§ Exercise description:
Copy the data that appears below exactly. Drop the pictures.

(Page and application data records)
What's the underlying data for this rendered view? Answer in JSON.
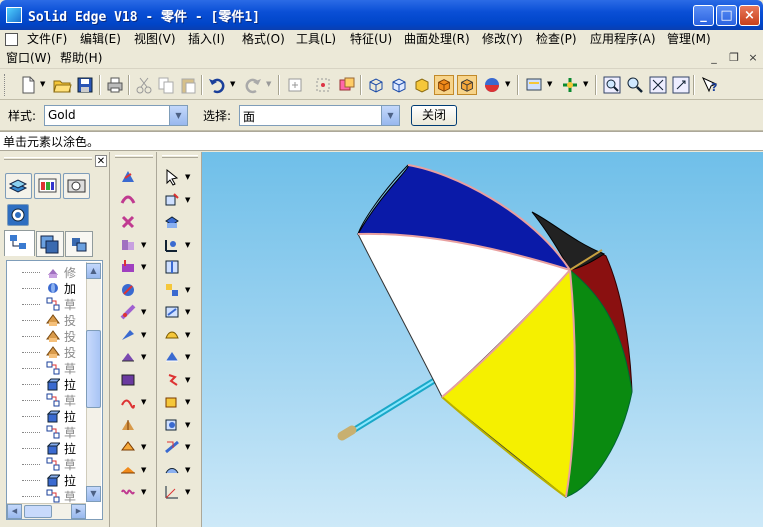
{
  "window": {
    "title": "Solid Edge V18 - 零件 - [零件1]",
    "minimize": "_",
    "maximize": "□",
    "close": "×"
  },
  "menu": {
    "row1": [
      {
        "label": "文件(F)"
      },
      {
        "label": "编辑(E)"
      },
      {
        "label": "视图(V)"
      },
      {
        "label": "插入(I)"
      },
      {
        "label": "格式(O)"
      },
      {
        "label": "工具(L)"
      },
      {
        "label": "特征(U)"
      },
      {
        "label": "曲面处理(R)"
      },
      {
        "label": "修改(Y)"
      },
      {
        "label": "检查(P)"
      },
      {
        "label": "应用程序(A)"
      },
      {
        "label": "管理(M)"
      }
    ],
    "row2": [
      {
        "label": "窗口(W)"
      },
      {
        "label": "帮助(H)"
      }
    ],
    "mdi_minimize": "_",
    "mdi_restore": "❐",
    "mdi_close": "×"
  },
  "ribbon": {
    "style_label": "样式:",
    "style_value": "Gold",
    "select_label": "选择:",
    "select_value": "面",
    "close_button": "关闭"
  },
  "prompt": "单击元素以涂色。",
  "tree": {
    "items": [
      {
        "label": "修",
        "icon": "protrusion-icon",
        "greyed": true
      },
      {
        "label": "加",
        "icon": "revolve-icon",
        "greyed": false
      },
      {
        "label": "草",
        "icon": "sketch-icon",
        "greyed": true
      },
      {
        "label": "投",
        "icon": "projection-icon",
        "greyed": true
      },
      {
        "label": "投",
        "icon": "projection-icon",
        "greyed": true
      },
      {
        "label": "投",
        "icon": "projection-icon",
        "greyed": true
      },
      {
        "label": "草",
        "icon": "sketch-icon",
        "greyed": true
      },
      {
        "label": "拉",
        "icon": "extrude-icon",
        "greyed": false
      },
      {
        "label": "草",
        "icon": "sketch-icon",
        "greyed": true
      },
      {
        "label": "拉",
        "icon": "extrude-icon",
        "greyed": false
      },
      {
        "label": "草",
        "icon": "sketch-icon",
        "greyed": true
      },
      {
        "label": "拉",
        "icon": "extrude-icon",
        "greyed": false
      },
      {
        "label": "草",
        "icon": "sketch-icon",
        "greyed": true
      },
      {
        "label": "拉",
        "icon": "extrude-icon",
        "greyed": false
      },
      {
        "label": "草",
        "icon": "sketch-icon",
        "greyed": true
      }
    ]
  },
  "colors": {
    "titlebar": "#0a4fd6",
    "viewport_top": "#6fbfe9",
    "panel_blue": "#0012a8",
    "panel_white": "#ffffff",
    "panel_yellow": "#f5f000",
    "panel_green": "#0a8a10",
    "panel_red": "#8a1010",
    "panel_black": "#1a1a1a",
    "handle": "#3ad0f0"
  }
}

§ Exercise response:
What's the underlying data for this rendered view? Answer in JSON.
{
  "window": {
    "title": "Solid Edge V18 - 零件 - [零件1]",
    "minimize": "_",
    "maximize": "□",
    "close": "×"
  },
  "menu": {
    "row1": [
      {
        "label": "文件(F)"
      },
      {
        "label": "编辑(E)"
      },
      {
        "label": "视图(V)"
      },
      {
        "label": "插入(I)"
      },
      {
        "label": "格式(O)"
      },
      {
        "label": "工具(L)"
      },
      {
        "label": "特征(U)"
      },
      {
        "label": "曲面处理(R)"
      },
      {
        "label": "修改(Y)"
      },
      {
        "label": "检查(P)"
      },
      {
        "label": "应用程序(A)"
      },
      {
        "label": "管理(M)"
      }
    ],
    "row2": [
      {
        "label": "窗口(W)"
      },
      {
        "label": "帮助(H)"
      }
    ],
    "mdi_minimize": "_",
    "mdi_restore": "❐",
    "mdi_close": "×"
  },
  "ribbon": {
    "style_label": "样式:",
    "style_value": "Gold",
    "select_label": "选择:",
    "select_value": "面",
    "close_button": "关闭"
  },
  "prompt": "单击元素以涂色。",
  "tree": {
    "items": [
      {
        "label": "修",
        "icon": "protrusion-icon",
        "greyed": true
      },
      {
        "label": "加",
        "icon": "revolve-icon",
        "greyed": false
      },
      {
        "label": "草",
        "icon": "sketch-icon",
        "greyed": true
      },
      {
        "label": "投",
        "icon": "projection-icon",
        "greyed": true
      },
      {
        "label": "投",
        "icon": "projection-icon",
        "greyed": true
      },
      {
        "label": "投",
        "icon": "projection-icon",
        "greyed": true
      },
      {
        "label": "草",
        "icon": "sketch-icon",
        "greyed": true
      },
      {
        "label": "拉",
        "icon": "extrude-icon",
        "greyed": false
      },
      {
        "label": "草",
        "icon": "sketch-icon",
        "greyed": true
      },
      {
        "label": "拉",
        "icon": "extrude-icon",
        "greyed": false
      },
      {
        "label": "草",
        "icon": "sketch-icon",
        "greyed": true
      },
      {
        "label": "拉",
        "icon": "extrude-icon",
        "greyed": false
      },
      {
        "label": "草",
        "icon": "sketch-icon",
        "greyed": true
      },
      {
        "label": "拉",
        "icon": "extrude-icon",
        "greyed": false
      },
      {
        "label": "草",
        "icon": "sketch-icon",
        "greyed": true
      }
    ]
  },
  "colors": {
    "titlebar": "#0a4fd6",
    "viewport_top": "#6fbfe9",
    "panel_blue": "#0012a8",
    "panel_white": "#ffffff",
    "panel_yellow": "#f5f000",
    "panel_green": "#0a8a10",
    "panel_red": "#8a1010",
    "panel_black": "#1a1a1a",
    "handle": "#3ad0f0"
  }
}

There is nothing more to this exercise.